(Collection entries)
......
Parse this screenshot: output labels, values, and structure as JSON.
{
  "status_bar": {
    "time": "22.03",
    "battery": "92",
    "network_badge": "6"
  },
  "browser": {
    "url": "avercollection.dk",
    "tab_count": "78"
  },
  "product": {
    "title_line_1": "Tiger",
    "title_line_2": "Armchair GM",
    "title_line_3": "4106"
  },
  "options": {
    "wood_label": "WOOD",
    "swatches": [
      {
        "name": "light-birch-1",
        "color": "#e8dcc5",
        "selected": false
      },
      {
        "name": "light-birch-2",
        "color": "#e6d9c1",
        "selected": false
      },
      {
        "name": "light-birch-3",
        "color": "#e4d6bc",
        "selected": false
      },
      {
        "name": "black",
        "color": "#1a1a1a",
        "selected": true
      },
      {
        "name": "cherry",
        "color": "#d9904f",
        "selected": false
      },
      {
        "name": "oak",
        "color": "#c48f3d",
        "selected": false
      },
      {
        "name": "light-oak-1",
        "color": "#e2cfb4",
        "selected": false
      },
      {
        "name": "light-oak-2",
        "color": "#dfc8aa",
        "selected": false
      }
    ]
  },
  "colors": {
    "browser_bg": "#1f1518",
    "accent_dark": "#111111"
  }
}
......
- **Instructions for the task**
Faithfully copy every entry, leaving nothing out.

- **Output for this task**
Parse this screenshot: output labels, values, and structure as JSON.
{
  "status_bar": {
    "time": "22.03",
    "battery": "92",
    "network_badge": "6"
  },
  "browser": {
    "url": "avercollection.dk",
    "tab_count": "78"
  },
  "product": {
    "title_line_1": "Tiger",
    "title_line_2": "Armchair GM",
    "title_line_3": "4106"
  },
  "options": {
    "wood_label": "WOOD",
    "swatches": [
      {
        "name": "light-birch-1",
        "color": "#e8dcc5",
        "selected": false
      },
      {
        "name": "light-birch-2",
        "color": "#e6d9c1",
        "selected": false
      },
      {
        "name": "light-birch-3",
        "color": "#e4d6bc",
        "selected": false
      },
      {
        "name": "black",
        "color": "#1a1a1a",
        "selected": true
      },
      {
        "name": "cherry",
        "color": "#d9904f",
        "selected": false
      },
      {
        "name": "oak",
        "color": "#c48f3d",
        "selected": false
      },
      {
        "name": "light-oak-1",
        "color": "#e2cfb4",
        "selected": false
      },
      {
        "name": "light-oak-2",
        "color": "#dfc8aa",
        "selected": false
      }
    ]
  },
  "colors": {
    "browser_bg": "#1f1518",
    "accent_dark": "#111111"
  }
}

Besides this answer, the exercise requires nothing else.